Saturday, August 13, 2011
The book of the week was The Millionaire Mind by Thomas J. Stanley. It is truly a terrific book, giving a real world look into the lifestyles of the average millionaire. It is extremely detailed, diving into everything from living conditions to spouse attributes. However, I am going to talk about a unifying theme in the book that separates real millionaires from the people that act in ways we expect millionaires to act. So let me back up... In my post over The Millionaire Nextdoor also by Stanley, I explained who the average millionaire really is:
Some Shocking Statistics about these Millionaires:
-The average taxable income for them is $131,000
-They live on less than 7 percent of their wealth
-Many of their occupations could be classified as dull-normal such as: welding contractor, auctioneer, mobile-home owner, paving contractor, coin and stamp dealer
-They invest on average nearly 20% of their household income
-Most of them are homeowners (97 percent) and their average home value is $320,000
-80% of millionaires today are first generation millionaires
That last statistic was shocking to me. There is a huge misconception in society about the wealthy. The media portrays the wealthy as a legacy of the rich, one generation just passes it on to the next and the idea of getting there is represented as just a pipe-dream. The fact that 80% of the millionaires surveyed were first generation millionaires should really open someone's eyes to the possibility of being a millionaire an accessible dream. The other thing the media skews about the wealthy is the living habits. They show millionaires spending money like it's going out of style. They have great big mansions, fancy cars, and more toys than any adult really needs. Real millionaires don't spend like this. The media loves to cover the abnormal... that is why they cover crime, lottery winners, celebrities and so on and so forth. This book does a great job of laying out what a T.V. show about the average millionaire would look like. Just think of it... a man with a slightly above average career, diligently focuses on his finance and investing habits, living below his means, and double checking his budgets before he spends even a $500 on a new television. Not the most interesting T.V. show, however, that is what that average millionaire does.
No matter how much money you make there is one golden rule to accumulating wealth... ready for it?... Live below you means! If you have $5000 coming in each month after taxes then do your best to live on $4000 and then invest the rest. This is the only sure fire "get rich quick scheme"... and it really works. Throughout this blog I give tips on what may make a good investment and why, but you will surely fail investing and accumulating wealth if you do not have the first step completed... live below you means. The average millionaire spends over twice as much time budgeting and analyzing their own spending habits than the average non-millionaire. So focus on not only what money is coming in, but also pay just as close attention, if not more, on the money going out.

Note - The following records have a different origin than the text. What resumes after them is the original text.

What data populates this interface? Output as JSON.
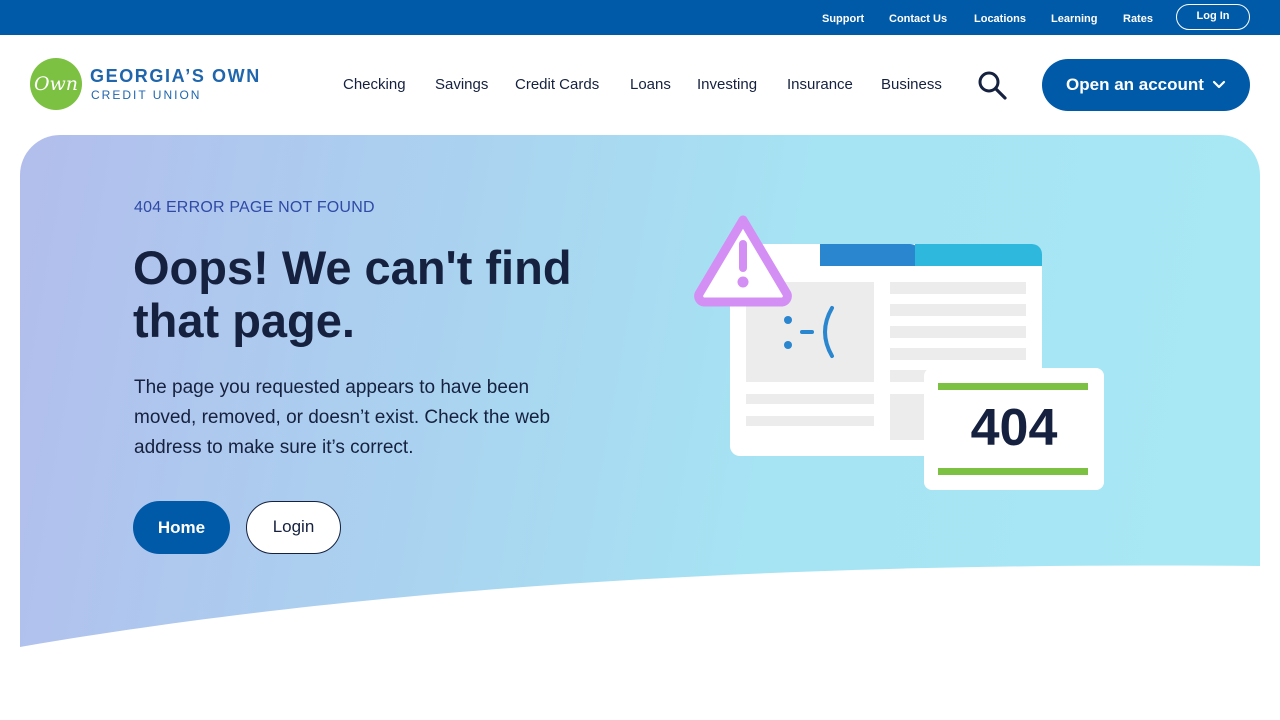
{
  "topbar": {
    "links": [
      "Support",
      "Contact Us",
      "Locations",
      "Learning",
      "Rates"
    ],
    "login_label": "Log In"
  },
  "logo": {
    "mark": "Own",
    "line1": "GEORGIA’S OWN",
    "line2": "CREDIT UNION"
  },
  "nav": {
    "items": [
      "Checking",
      "Savings",
      "Credit Cards",
      "Loans",
      "Investing",
      "Insurance",
      "Business"
    ],
    "search_icon": "search-icon",
    "cta_label": "Open an account"
  },
  "hero": {
    "eyebrow": "404 ERROR PAGE NOT FOUND",
    "headline": "Oops! We can't find that page.",
    "body": "The page you requested appears to have been moved, removed, or doesn’t exist. Check the web address to make sure it’s correct.",
    "home_label": "Home",
    "login_label": "Login"
  },
  "illustration": {
    "face_text": ":-(",
    "code": "404",
    "icons": [
      "warning-icon"
    ]
  },
  "colors": {
    "brand_blue": "#005aa7",
    "logo_green": "#7cc142",
    "warning_purple": "#d48ff5",
    "accent_green": "#7cc142",
    "text_dark": "#15213f"
  }
}
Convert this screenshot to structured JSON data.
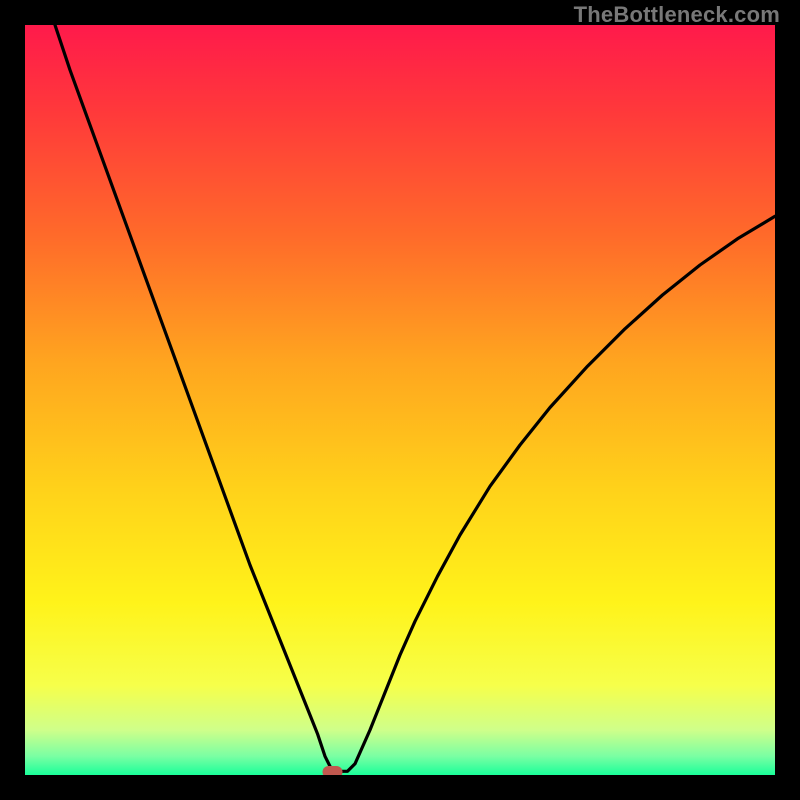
{
  "watermark": "TheBottleneck.com",
  "colors": {
    "frame": "#000000",
    "watermark_text": "#787878",
    "curve": "#000000",
    "marker_fill": "#c1584f",
    "gradient_stops": [
      {
        "offset": 0.0,
        "color": "#ff1a4b"
      },
      {
        "offset": 0.12,
        "color": "#ff3a3a"
      },
      {
        "offset": 0.28,
        "color": "#ff6a2a"
      },
      {
        "offset": 0.45,
        "color": "#ffa51f"
      },
      {
        "offset": 0.62,
        "color": "#ffd21a"
      },
      {
        "offset": 0.77,
        "color": "#fff31a"
      },
      {
        "offset": 0.88,
        "color": "#f6ff4a"
      },
      {
        "offset": 0.94,
        "color": "#cfff8a"
      },
      {
        "offset": 0.975,
        "color": "#7affa3"
      },
      {
        "offset": 1.0,
        "color": "#1aff9a"
      }
    ]
  },
  "chart_data": {
    "type": "line",
    "title": "",
    "xlabel": "",
    "ylabel": "",
    "xlim": [
      0,
      100
    ],
    "ylim": [
      0,
      100
    ],
    "marker": {
      "x": 41,
      "y": 0
    },
    "series": [
      {
        "name": "curve",
        "x": [
          4,
          6,
          8,
          10,
          12,
          14,
          16,
          18,
          20,
          22,
          24,
          26,
          28,
          30,
          32,
          34,
          36,
          38,
          39,
          40,
          41,
          42,
          43,
          44,
          46,
          48,
          50,
          52,
          55,
          58,
          62,
          66,
          70,
          75,
          80,
          85,
          90,
          95,
          100
        ],
        "values": [
          100,
          94,
          88.5,
          83,
          77.5,
          72,
          66.5,
          61,
          55.5,
          50,
          44.5,
          39,
          33.5,
          28,
          23,
          18,
          13,
          8,
          5.5,
          2.5,
          0.5,
          0.5,
          0.5,
          1.5,
          6,
          11,
          16,
          20.5,
          26.5,
          32,
          38.5,
          44,
          49,
          54.5,
          59.5,
          64,
          68,
          71.5,
          74.5
        ]
      }
    ]
  }
}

Being frugal pays big... A lot of these millionaires are just your average blue-collar entrepreneurial Americans and the way they made it to financial freedom is through frugality. They spend much less on their cars than non-millionaires... in fact the average millionaire buys 3 year old cars. At that point they have a lot of the first 30k miles bugs worked out and they still ride like a new car, but at 75% off the original price. There is no reason to finance out your life... Getting over your head in debt just amounts to unneeded stress and a bunch of "in-the-moment" toys. You can only keep up with the Jones' so long before you realize you are 50 years old with no retirement and just lots of cars, toys, and a big house with no equity. I don't mean to be too brash, but I want everyone to understand the importance of living below/within your means. The alternative is living well off with equity in several properties, a couple reliable cars, travel the world retire early, have the ability to teach financial discipline to your children and live without a lot of unneeded stress!
Now I want to add to these ideas. In The Millionaire Mind I learned the difference between being Income Statement focused and Balance Sheet focused. Both are elements of an individual's financial statement, but when it comes to the average millionaire, one of them is much more important than the other. People that act like they are rich are many times Income Statement focused. They make good money and they spend it because the Income Statement says they have it coming in. They buy elaborate everything and oddly live paycheck to paycheck. However, a Balance Sheet focused individual is focused on the bottom line. After you subtract your liabilities from your assets, what is left? They are focused on this number and are focused on increasing it. Each month, the Balance Sheet focused individual is making this number higher and higher and eventually becomes a millionaire. No quick get-rich fix here. It takes time and it takes will-power. You don't go out and buy a jet-ski every time you get a paycheck. You want a jet-ski? Go home and crunch some numbers... map out the game plan to get that jet-ski and adjust your individual budgets to make it happen. Is the idea of giving up X, Y, or Z worth a jet-ski? If not, you don't buy it!
People are dumb with money. Well, I should say Average People are dumb with money. If you are brave enough to be reading this blog, you are clearly not average. The next non-average thing you need to do is follow my advice. Be Balance Sheet focused, not Income Statement. Who cares if you make $200,000 a year if you flush it down the toilet each month. Be smart and save money.
It was a excellent book with lots and lots of insightful information. If you are more curious about the average millionaire's lifestyle, pick up this book. If you have any questions don't hesitate to ask!